Reproduce all of the data below without alteration; exclude every picture.

══════

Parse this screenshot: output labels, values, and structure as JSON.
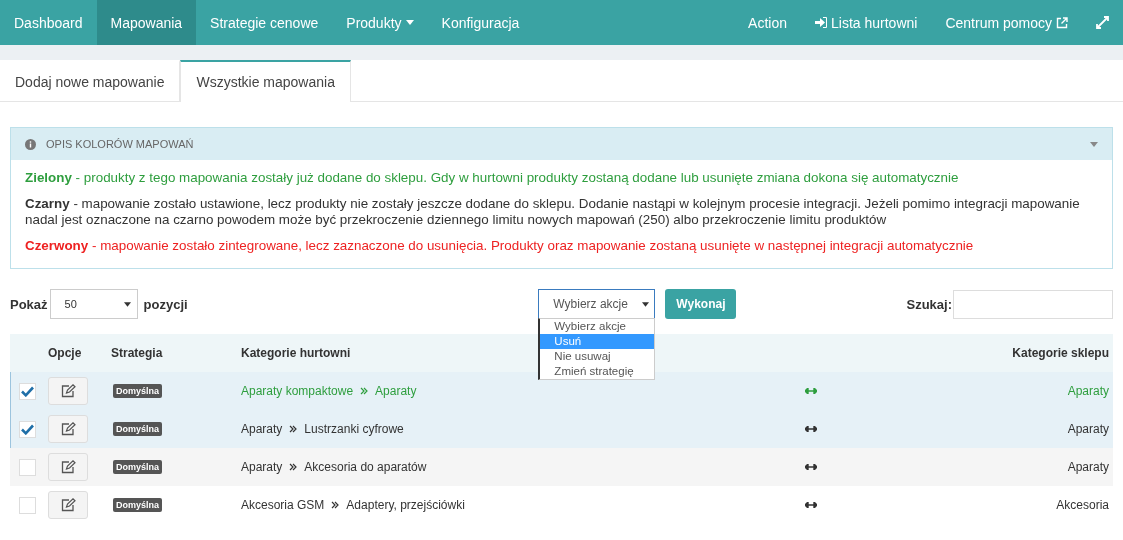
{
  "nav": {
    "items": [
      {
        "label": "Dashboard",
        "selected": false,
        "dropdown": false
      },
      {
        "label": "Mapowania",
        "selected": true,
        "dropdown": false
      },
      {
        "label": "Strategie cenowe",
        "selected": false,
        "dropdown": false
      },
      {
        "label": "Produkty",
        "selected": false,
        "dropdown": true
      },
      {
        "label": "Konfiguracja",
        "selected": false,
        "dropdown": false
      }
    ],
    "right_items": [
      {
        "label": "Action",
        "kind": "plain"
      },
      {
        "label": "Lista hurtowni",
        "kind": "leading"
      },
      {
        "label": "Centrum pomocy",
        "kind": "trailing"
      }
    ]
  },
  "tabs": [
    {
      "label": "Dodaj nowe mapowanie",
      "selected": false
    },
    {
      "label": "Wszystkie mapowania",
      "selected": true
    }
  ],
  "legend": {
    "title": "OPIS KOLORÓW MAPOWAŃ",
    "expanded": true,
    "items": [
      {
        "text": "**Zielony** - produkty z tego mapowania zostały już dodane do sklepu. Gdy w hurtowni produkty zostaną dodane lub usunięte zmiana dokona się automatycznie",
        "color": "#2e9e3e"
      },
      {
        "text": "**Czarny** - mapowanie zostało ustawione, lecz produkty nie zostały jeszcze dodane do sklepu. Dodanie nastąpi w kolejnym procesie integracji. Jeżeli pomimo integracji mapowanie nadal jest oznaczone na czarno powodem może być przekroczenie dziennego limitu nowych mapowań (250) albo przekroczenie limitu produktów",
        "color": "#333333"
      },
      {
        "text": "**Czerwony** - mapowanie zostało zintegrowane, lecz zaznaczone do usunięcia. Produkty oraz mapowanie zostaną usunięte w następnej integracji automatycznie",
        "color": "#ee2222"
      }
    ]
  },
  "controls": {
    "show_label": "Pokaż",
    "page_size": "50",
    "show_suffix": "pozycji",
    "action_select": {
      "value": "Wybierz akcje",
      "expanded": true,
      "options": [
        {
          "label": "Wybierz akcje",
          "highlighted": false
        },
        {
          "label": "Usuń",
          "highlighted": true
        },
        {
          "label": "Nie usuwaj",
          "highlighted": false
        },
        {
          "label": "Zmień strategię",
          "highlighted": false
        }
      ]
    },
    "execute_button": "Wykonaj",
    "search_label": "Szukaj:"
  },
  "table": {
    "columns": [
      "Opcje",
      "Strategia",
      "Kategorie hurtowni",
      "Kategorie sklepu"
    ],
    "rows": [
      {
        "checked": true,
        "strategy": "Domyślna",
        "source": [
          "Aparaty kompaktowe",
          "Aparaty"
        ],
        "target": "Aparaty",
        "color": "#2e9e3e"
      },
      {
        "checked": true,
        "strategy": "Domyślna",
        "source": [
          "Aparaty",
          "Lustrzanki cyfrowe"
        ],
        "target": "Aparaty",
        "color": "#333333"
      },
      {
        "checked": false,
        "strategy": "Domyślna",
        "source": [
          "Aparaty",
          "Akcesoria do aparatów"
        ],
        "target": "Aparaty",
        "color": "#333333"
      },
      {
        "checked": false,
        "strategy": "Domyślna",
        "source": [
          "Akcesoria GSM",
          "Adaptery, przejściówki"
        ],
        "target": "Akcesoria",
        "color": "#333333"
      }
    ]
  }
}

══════

## Exercise output
Parse this screenshot: output labels, values, and structure as JSON.
{
  "nav": {
    "items": [
      {
        "label": "Dashboard",
        "selected": false,
        "dropdown": false
      },
      {
        "label": "Mapowania",
        "selected": true,
        "dropdown": false
      },
      {
        "label": "Strategie cenowe",
        "selected": false,
        "dropdown": false
      },
      {
        "label": "Produkty",
        "selected": false,
        "dropdown": true
      },
      {
        "label": "Konfiguracja",
        "selected": false,
        "dropdown": false
      }
    ],
    "right_items": [
      {
        "label": "Action",
        "kind": "plain"
      },
      {
        "label": "Lista hurtowni",
        "kind": "leading"
      },
      {
        "label": "Centrum pomocy",
        "kind": "trailing"
      }
    ]
  },
  "tabs": [
    {
      "label": "Dodaj nowe mapowanie",
      "selected": false
    },
    {
      "label": "Wszystkie mapowania",
      "selected": true
    }
  ],
  "legend": {
    "title": "OPIS KOLORÓW MAPOWAŃ",
    "expanded": true,
    "items": [
      {
        "text": "**Zielony** - produkty z tego mapowania zostały już dodane do sklepu. Gdy w hurtowni produkty zostaną dodane lub usunięte zmiana dokona się automatycznie",
        "color": "#2e9e3e"
      },
      {
        "text": "**Czarny** - mapowanie zostało ustawione, lecz produkty nie zostały jeszcze dodane do sklepu. Dodanie nastąpi w kolejnym procesie integracji. Jeżeli pomimo integracji mapowanie nadal jest oznaczone na czarno powodem może być przekroczenie dziennego limitu nowych mapowań (250) albo przekroczenie limitu produktów",
        "color": "#333333"
      },
      {
        "text": "**Czerwony** - mapowanie zostało zintegrowane, lecz zaznaczone do usunięcia. Produkty oraz mapowanie zostaną usunięte w następnej integracji automatycznie",
        "color": "#ee2222"
      }
    ]
  },
  "controls": {
    "show_label": "Pokaż",
    "page_size": "50",
    "show_suffix": "pozycji",
    "action_select": {
      "value": "Wybierz akcje",
      "expanded": true,
      "options": [
        {
          "label": "Wybierz akcje",
          "highlighted": false
        },
        {
          "label": "Usuń",
          "highlighted": true
        },
        {
          "label": "Nie usuwaj",
          "highlighted": false
        },
        {
          "label": "Zmień strategię",
          "highlighted": false
        }
      ]
    },
    "execute_button": "Wykonaj",
    "search_label": "Szukaj:"
  },
  "table": {
    "columns": [
      "Opcje",
      "Strategia",
      "Kategorie hurtowni",
      "Kategorie sklepu"
    ],
    "rows": [
      {
        "checked": true,
        "strategy": "Domyślna",
        "source": [
          "Aparaty kompaktowe",
          "Aparaty"
        ],
        "target": "Aparaty",
        "color": "#2e9e3e"
      },
      {
        "checked": true,
        "strategy": "Domyślna",
        "source": [
          "Aparaty",
          "Lustrzanki cyfrowe"
        ],
        "target": "Aparaty",
        "color": "#333333"
      },
      {
        "checked": false,
        "strategy": "Domyślna",
        "source": [
          "Aparaty",
          "Akcesoria do aparatów"
        ],
        "target": "Aparaty",
        "color": "#333333"
      },
      {
        "checked": false,
        "strategy": "Domyślna",
        "source": [
          "Akcesoria GSM",
          "Adaptery, przejściówki"
        ],
        "target": "Akcesoria",
        "color": "#333333"
      }
    ]
  }
}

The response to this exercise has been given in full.